(Data about app and page elements)
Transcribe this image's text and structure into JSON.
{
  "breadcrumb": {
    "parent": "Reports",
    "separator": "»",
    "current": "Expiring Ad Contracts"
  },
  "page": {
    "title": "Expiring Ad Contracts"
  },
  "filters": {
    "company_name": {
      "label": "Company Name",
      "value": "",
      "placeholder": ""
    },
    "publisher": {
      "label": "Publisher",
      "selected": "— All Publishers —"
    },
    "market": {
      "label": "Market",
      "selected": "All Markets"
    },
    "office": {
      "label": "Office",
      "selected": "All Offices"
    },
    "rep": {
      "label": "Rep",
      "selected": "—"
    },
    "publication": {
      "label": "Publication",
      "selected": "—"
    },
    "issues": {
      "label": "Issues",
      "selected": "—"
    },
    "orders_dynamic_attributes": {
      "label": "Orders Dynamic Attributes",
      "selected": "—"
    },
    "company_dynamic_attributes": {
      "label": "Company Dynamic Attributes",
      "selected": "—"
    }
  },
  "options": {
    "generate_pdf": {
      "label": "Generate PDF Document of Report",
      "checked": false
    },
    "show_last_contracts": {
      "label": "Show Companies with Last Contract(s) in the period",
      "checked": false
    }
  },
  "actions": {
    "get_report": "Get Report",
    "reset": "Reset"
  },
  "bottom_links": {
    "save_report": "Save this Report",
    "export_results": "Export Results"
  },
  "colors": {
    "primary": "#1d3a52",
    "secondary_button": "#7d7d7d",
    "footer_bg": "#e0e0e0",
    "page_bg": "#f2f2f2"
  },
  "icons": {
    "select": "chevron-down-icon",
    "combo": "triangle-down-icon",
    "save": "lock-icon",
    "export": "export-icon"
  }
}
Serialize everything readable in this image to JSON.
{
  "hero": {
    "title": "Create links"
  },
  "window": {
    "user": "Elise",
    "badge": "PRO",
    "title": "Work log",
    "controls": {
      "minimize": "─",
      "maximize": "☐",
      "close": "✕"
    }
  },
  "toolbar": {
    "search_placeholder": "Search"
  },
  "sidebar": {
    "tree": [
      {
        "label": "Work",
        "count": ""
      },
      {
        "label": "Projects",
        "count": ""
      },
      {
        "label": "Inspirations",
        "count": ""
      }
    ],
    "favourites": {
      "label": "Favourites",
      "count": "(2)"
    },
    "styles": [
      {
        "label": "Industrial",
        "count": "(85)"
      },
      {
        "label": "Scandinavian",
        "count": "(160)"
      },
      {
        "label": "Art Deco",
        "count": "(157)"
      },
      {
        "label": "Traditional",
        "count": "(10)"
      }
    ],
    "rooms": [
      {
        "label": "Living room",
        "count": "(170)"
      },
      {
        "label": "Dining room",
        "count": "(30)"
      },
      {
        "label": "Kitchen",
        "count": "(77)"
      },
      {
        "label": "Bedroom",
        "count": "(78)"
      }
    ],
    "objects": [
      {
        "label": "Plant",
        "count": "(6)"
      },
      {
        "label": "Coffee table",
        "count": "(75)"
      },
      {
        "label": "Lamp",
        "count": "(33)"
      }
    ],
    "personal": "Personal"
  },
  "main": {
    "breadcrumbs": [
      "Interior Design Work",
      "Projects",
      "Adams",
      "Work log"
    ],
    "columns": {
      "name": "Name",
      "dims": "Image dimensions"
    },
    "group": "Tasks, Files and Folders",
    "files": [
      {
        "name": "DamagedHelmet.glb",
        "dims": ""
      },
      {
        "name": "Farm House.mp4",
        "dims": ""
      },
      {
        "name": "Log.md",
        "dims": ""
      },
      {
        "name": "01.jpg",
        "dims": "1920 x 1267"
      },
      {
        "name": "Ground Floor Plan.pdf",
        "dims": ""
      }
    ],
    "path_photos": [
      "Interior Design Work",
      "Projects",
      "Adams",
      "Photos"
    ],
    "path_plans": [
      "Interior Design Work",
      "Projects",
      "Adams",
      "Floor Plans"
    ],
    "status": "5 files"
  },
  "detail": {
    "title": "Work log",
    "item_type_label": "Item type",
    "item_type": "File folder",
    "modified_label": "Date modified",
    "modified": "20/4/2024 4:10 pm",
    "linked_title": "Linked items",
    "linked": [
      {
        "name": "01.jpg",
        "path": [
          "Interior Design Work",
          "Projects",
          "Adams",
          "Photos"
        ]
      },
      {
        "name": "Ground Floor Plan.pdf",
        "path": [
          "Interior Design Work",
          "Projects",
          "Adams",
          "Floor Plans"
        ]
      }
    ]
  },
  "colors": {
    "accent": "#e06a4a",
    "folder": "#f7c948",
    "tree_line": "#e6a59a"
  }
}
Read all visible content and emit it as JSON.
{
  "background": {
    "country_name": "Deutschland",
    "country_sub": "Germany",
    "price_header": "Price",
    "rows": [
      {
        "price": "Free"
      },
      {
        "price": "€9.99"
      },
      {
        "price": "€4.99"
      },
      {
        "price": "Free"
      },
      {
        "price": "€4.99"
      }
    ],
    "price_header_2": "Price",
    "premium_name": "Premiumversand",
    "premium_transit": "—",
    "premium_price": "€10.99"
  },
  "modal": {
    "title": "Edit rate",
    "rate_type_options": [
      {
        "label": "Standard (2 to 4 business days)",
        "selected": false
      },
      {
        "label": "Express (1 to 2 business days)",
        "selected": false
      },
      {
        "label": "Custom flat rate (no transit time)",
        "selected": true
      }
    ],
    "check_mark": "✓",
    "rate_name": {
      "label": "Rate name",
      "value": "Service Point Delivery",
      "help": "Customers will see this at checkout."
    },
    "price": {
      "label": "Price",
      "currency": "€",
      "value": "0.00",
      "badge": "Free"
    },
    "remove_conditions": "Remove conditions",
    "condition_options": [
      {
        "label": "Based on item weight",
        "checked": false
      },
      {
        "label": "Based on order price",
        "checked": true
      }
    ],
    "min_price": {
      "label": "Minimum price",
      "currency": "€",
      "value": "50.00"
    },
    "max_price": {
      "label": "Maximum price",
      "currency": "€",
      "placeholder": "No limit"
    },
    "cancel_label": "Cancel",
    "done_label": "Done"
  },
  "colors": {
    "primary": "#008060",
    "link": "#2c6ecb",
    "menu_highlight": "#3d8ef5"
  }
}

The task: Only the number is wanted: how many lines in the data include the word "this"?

Result below: 4